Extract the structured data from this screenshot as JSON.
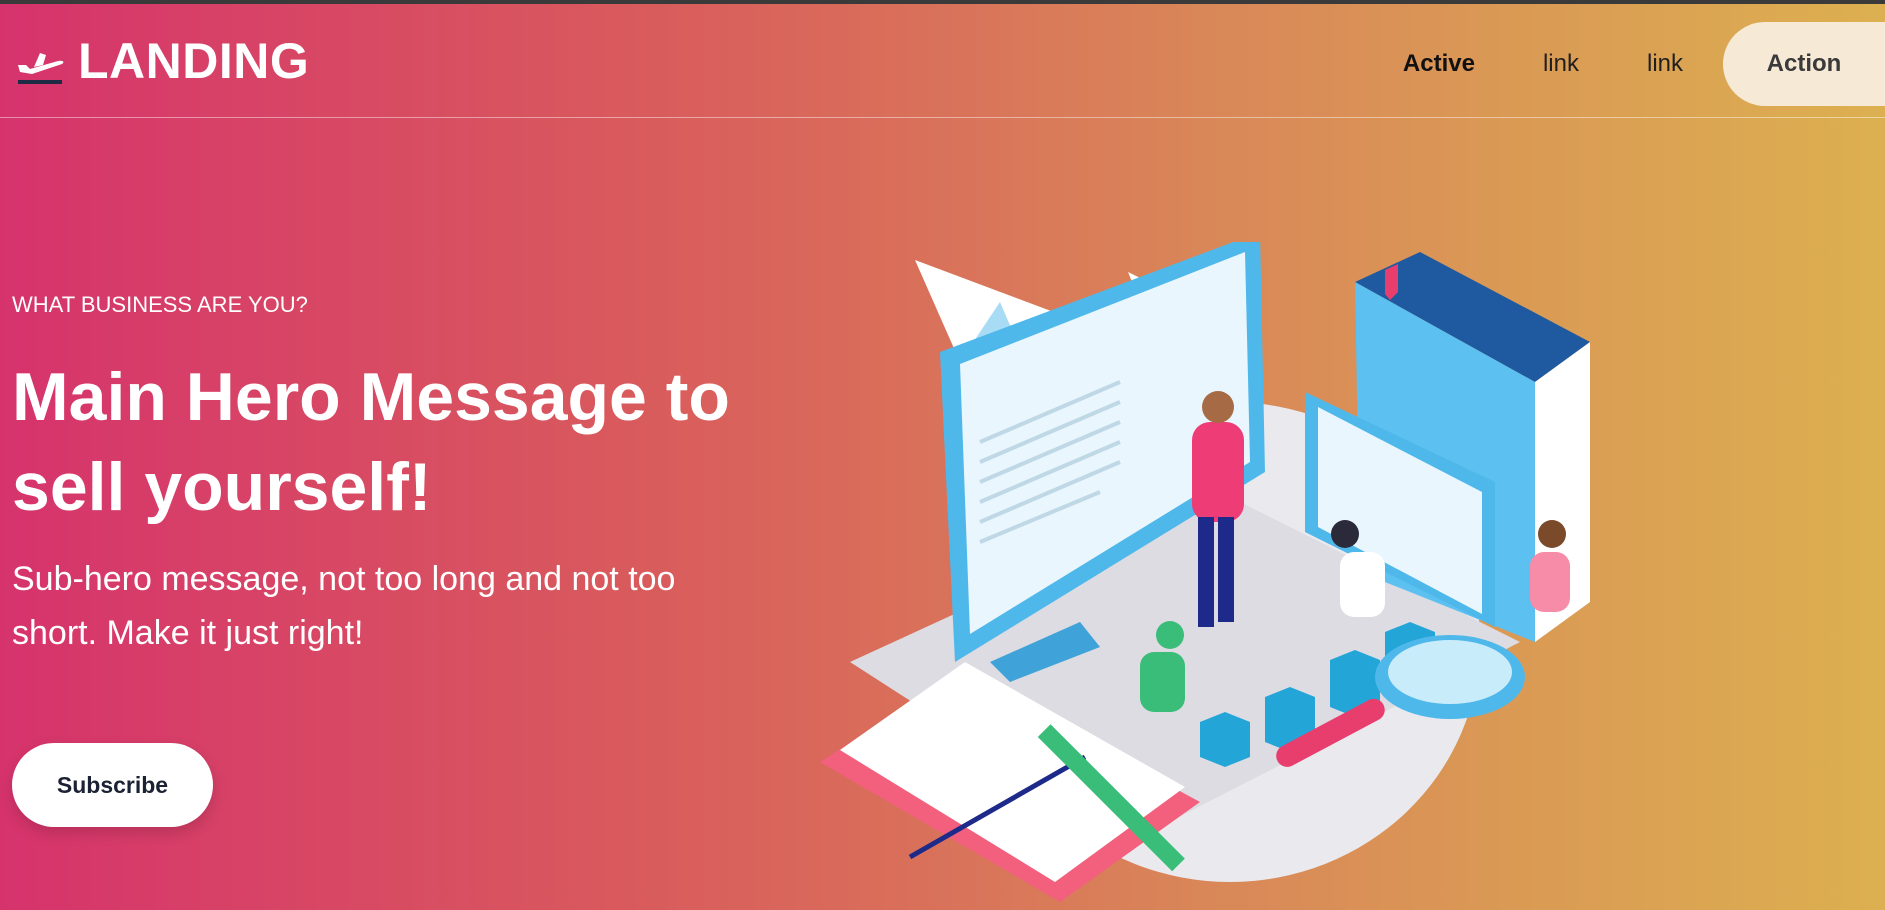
{
  "nav": {
    "logo_icon": "plane-icon",
    "logo_text": "LANDING",
    "links": [
      {
        "label": "Active",
        "active": true
      },
      {
        "label": "link",
        "active": false
      },
      {
        "label": "link",
        "active": false
      }
    ],
    "action_label": "Action"
  },
  "hero": {
    "eyebrow": "WHAT BUSINESS ARE YOU?",
    "title": "Main Hero Message to sell yourself!",
    "subtitle": "Sub-hero message, not too long and not too short. Make it just right!",
    "button_label": "Subscribe"
  },
  "colors": {
    "gradient_start": "#d6336c",
    "gradient_end": "#dcb050",
    "action_bg": "#f6ead6",
    "text_light": "#ffffff"
  }
}
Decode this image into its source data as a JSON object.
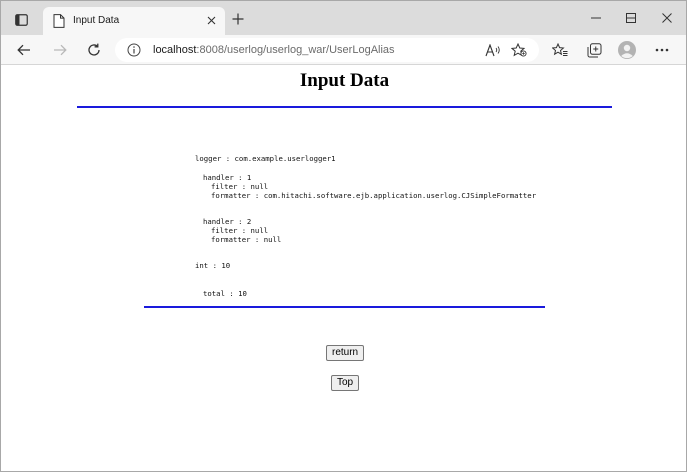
{
  "browser": {
    "tab": {
      "title": "Input Data"
    },
    "address": {
      "host": "localhost",
      "path": ":8008/userlog/userlog_war/UserLogAlias"
    }
  },
  "page": {
    "heading": "Input Data",
    "log_lines": {
      "logger": "logger : com.example.userlogger1",
      "h1_handler": "handler : 1",
      "h1_filter": "filter : null",
      "h1_formatter": "formatter : com.hitachi.software.ejb.application.userlog.CJSimpleFormatter",
      "h2_handler": "handler : 2",
      "h2_filter": "filter : null",
      "h2_formatter": "formatter : null",
      "int": "int : 10",
      "total": "total : 10"
    },
    "buttons": {
      "return_label": "return",
      "top_label": "Top"
    }
  }
}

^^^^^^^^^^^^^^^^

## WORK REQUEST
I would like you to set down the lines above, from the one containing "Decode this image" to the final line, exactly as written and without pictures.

## SOLUTION
Decode this image into its source data as a JSON object.
{
  "browser": {
    "tab": {
      "title": "Input Data"
    },
    "address": {
      "host": "localhost",
      "path": ":8008/userlog/userlog_war/UserLogAlias"
    }
  },
  "page": {
    "heading": "Input Data",
    "log_lines": {
      "logger": "logger : com.example.userlogger1",
      "h1_handler": "handler : 1",
      "h1_filter": "filter : null",
      "h1_formatter": "formatter : com.hitachi.software.ejb.application.userlog.CJSimpleFormatter",
      "h2_handler": "handler : 2",
      "h2_filter": "filter : null",
      "h2_formatter": "formatter : null",
      "int": "int : 10",
      "total": "total : 10"
    },
    "buttons": {
      "return_label": "return",
      "top_label": "Top"
    }
  }
}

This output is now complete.